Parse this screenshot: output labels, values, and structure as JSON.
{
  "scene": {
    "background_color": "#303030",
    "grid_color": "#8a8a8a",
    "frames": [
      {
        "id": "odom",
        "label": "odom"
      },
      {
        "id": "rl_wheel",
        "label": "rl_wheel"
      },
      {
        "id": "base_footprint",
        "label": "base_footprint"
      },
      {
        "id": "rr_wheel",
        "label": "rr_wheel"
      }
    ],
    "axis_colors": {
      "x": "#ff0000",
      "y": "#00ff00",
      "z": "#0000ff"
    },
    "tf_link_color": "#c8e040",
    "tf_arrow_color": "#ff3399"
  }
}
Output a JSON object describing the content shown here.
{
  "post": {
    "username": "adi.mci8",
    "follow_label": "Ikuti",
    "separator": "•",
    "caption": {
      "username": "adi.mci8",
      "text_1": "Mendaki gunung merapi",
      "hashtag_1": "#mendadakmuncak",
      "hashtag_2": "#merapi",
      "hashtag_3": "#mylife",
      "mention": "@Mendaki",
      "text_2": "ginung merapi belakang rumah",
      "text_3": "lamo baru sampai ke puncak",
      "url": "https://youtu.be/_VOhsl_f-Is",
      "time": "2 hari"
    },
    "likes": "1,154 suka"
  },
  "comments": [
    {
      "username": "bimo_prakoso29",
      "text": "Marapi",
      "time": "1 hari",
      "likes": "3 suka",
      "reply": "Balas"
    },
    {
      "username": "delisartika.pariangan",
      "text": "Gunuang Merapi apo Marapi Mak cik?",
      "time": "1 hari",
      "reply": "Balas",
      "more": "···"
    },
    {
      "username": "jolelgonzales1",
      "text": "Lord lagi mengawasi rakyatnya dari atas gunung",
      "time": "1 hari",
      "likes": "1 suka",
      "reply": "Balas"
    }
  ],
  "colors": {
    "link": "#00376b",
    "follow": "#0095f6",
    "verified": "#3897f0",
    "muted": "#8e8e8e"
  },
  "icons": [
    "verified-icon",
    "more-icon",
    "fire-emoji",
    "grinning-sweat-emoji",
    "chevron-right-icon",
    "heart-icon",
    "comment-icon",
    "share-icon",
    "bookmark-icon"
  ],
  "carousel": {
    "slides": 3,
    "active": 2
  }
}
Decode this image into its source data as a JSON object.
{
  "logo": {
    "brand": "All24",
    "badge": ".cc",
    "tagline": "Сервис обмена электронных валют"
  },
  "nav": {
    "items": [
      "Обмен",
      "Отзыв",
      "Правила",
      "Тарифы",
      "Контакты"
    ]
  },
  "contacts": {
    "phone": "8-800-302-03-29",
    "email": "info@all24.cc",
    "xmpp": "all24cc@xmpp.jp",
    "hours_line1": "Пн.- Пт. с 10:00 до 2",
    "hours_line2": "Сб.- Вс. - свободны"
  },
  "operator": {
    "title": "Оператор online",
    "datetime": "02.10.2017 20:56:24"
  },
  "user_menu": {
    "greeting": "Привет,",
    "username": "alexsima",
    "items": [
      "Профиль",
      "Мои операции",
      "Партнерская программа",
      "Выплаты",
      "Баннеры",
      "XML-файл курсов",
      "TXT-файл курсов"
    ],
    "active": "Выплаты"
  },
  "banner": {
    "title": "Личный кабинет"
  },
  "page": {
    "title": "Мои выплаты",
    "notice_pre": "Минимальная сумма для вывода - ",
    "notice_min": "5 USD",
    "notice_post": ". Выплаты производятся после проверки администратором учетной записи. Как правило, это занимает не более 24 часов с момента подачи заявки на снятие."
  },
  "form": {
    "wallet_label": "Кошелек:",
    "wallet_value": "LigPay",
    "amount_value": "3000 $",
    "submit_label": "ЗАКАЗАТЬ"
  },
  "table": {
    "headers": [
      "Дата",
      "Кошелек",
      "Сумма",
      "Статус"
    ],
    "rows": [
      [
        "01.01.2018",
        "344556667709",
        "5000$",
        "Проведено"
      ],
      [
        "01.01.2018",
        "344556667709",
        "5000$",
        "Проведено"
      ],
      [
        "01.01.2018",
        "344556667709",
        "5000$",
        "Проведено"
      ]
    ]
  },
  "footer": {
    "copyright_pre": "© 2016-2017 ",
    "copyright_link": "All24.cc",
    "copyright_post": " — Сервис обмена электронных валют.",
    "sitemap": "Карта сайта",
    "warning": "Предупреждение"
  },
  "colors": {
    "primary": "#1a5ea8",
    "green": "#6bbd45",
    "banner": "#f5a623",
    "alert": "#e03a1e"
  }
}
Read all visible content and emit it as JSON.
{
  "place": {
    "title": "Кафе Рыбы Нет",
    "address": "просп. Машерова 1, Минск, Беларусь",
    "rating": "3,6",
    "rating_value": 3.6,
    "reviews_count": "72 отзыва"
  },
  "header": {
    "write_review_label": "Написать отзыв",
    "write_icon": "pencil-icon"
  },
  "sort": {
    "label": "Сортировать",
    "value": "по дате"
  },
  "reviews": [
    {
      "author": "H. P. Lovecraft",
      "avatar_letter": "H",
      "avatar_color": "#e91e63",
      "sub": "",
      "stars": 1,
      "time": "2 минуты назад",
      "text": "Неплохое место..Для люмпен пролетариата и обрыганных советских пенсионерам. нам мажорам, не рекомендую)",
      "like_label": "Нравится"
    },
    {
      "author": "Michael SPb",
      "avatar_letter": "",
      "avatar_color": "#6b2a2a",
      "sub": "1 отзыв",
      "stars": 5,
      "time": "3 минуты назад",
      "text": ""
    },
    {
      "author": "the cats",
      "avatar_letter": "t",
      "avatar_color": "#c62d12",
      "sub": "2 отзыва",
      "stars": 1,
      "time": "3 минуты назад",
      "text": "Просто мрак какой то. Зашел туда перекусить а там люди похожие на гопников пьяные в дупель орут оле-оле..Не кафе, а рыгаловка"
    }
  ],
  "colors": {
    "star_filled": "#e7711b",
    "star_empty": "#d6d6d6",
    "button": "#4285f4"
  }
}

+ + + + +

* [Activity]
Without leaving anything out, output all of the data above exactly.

* [Task response]
Parse this screenshot: output labels, values, and structure as JSON.
{
  "scene": {
    "background_color": "#303030",
    "grid_color": "#8a8a8a",
    "frames": [
      {
        "id": "odom",
        "label": "odom"
      },
      {
        "id": "rl_wheel",
        "label": "rl_wheel"
      },
      {
        "id": "base_footprint",
        "label": "base_footprint"
      },
      {
        "id": "rr_wheel",
        "label": "rr_wheel"
      }
    ],
    "axis_colors": {
      "x": "#ff0000",
      "y": "#00ff00",
      "z": "#0000ff"
    },
    "tf_link_color": "#c8e040",
    "tf_arrow_color": "#ff3399"
  }
}
Output a JSON object describing the content shown here.
{
  "post": {
    "username": "adi.mci8",
    "follow_label": "Ikuti",
    "separator": "•",
    "caption": {
      "username": "adi.mci8",
      "text_1": "Mendaki gunung merapi",
      "hashtag_1": "#mendadakmuncak",
      "hashtag_2": "#merapi",
      "hashtag_3": "#mylife",
      "mention": "@Mendaki",
      "text_2": "ginung merapi belakang rumah",
      "text_3": "lamo baru sampai ke puncak",
      "url": "https://youtu.be/_VOhsl_f-Is",
      "time": "2 hari"
    },
    "likes": "1,154 suka"
  },
  "comments": [
    {
      "username": "bimo_prakoso29",
      "text": "Marapi",
      "time": "1 hari",
      "likes": "3 suka",
      "reply": "Balas"
    },
    {
      "username": "delisartika.pariangan",
      "text": "Gunuang Merapi apo Marapi Mak cik?",
      "time": "1 hari",
      "reply": "Balas",
      "more": "···"
    },
    {
      "username": "jolelgonzales1",
      "text": "Lord lagi mengawasi rakyatnya dari atas gunung",
      "time": "1 hari",
      "likes": "1 suka",
      "reply": "Balas"
    }
  ],
  "colors": {
    "link": "#00376b",
    "follow": "#0095f6",
    "verified": "#3897f0",
    "muted": "#8e8e8e"
  },
  "icons": [
    "verified-icon",
    "more-icon",
    "fire-emoji",
    "grinning-sweat-emoji",
    "chevron-right-icon",
    "heart-icon",
    "comment-icon",
    "share-icon",
    "bookmark-icon"
  ],
  "carousel": {
    "slides": 3,
    "active": 2
  }
}
Decode this image into its source data as a JSON object.
{
  "logo": {
    "brand": "All24",
    "badge": ".cc",
    "tagline": "Сервис обмена электронных валют"
  },
  "nav": {
    "items": [
      "Обмен",
      "Отзыв",
      "Правила",
      "Тарифы",
      "Контакты"
    ]
  },
  "contacts": {
    "phone": "8-800-302-03-29",
    "email": "info@all24.cc",
    "xmpp": "all24cc@xmpp.jp",
    "hours_line1": "Пн.- Пт. с 10:00 до 2",
    "hours_line2": "Сб.- Вс. - свободны"
  },
  "operator": {
    "title": "Оператор online",
    "datetime": "02.10.2017 20:56:24"
  },
  "user_menu": {
    "greeting": "Привет,",
    "username": "alexsima",
    "items": [
      "Профиль",
      "Мои операции",
      "Партнерская программа",
      "Выплаты",
      "Баннеры",
      "XML-файл курсов",
      "TXT-файл курсов"
    ],
    "active": "Выплаты"
  },
  "banner": {
    "title": "Личный кабинет"
  },
  "page": {
    "title": "Мои выплаты",
    "notice_pre": "Минимальная сумма для вывода - ",
    "notice_min": "5 USD",
    "notice_post": ". Выплаты производятся после проверки администратором учетной записи. Как правило, это занимает не более 24 часов с момента подачи заявки на снятие."
  },
  "form": {
    "wallet_label": "Кошелек:",
    "wallet_value": "LigPay",
    "amount_value": "3000 $",
    "submit_label": "ЗАКАЗАТЬ"
  },
  "table": {
    "headers": [
      "Дата",
      "Кошелек",
      "Сумма",
      "Статус"
    ],
    "rows": [
      [
        "01.01.2018",
        "344556667709",
        "5000$",
        "Проведено"
      ],
      [
        "01.01.2018",
        "344556667709",
        "5000$",
        "Проведено"
      ],
      [
        "01.01.2018",
        "344556667709",
        "5000$",
        "Проведено"
      ]
    ]
  },
  "footer": {
    "copyright_pre": "© 2016-2017 ",
    "copyright_link": "All24.cc",
    "copyright_post": " — Сервис обмена электронных валют.",
    "sitemap": "Карта сайта",
    "warning": "Предупреждение"
  },
  "colors": {
    "primary": "#1a5ea8",
    "green": "#6bbd45",
    "banner": "#f5a623",
    "alert": "#e03a1e"
  }
}
Read all visible content and emit it as JSON.
{
  "place": {
    "title": "Кафе Рыбы Нет",
    "address": "просп. Машерова 1, Минск, Беларусь",
    "rating": "3,6",
    "rating_value": 3.6,
    "reviews_count": "72 отзыва"
  },
  "header": {
    "write_review_label": "Написать отзыв",
    "write_icon": "pencil-icon"
  },
  "sort": {
    "label": "Сортировать",
    "value": "по дате"
  },
  "reviews": [
    {
      "author": "H. P. Lovecraft",
      "avatar_letter": "H",
      "avatar_color": "#e91e63",
      "sub": "",
      "stars": 1,
      "time": "2 минуты назад",
      "text": "Неплохое место..Для люмпен пролетариата и обрыганных советских пенсионерам. нам мажорам, не рекомендую)",
      "like_label": "Нравится"
    },
    {
      "author": "Michael SPb",
      "avatar_letter": "",
      "avatar_color": "#6b2a2a",
      "sub": "1 отзыв",
      "stars": 5,
      "time": "3 минуты назад",
      "text": ""
    },
    {
      "author": "the cats",
      "avatar_letter": "t",
      "avatar_color": "#c62d12",
      "sub": "2 отзыва",
      "stars": 1,
      "time": "3 минуты назад",
      "text": "Просто мрак какой то. Зашел туда перекусить а там люди похожие на гопников пьяные в дупель орут оле-оле..Не кафе, а рыгаловка"
    }
  ],
  "colors": {
    "star_filled": "#e7711b",
    "star_empty": "#d6d6d6",
    "button": "#4285f4"
  }
}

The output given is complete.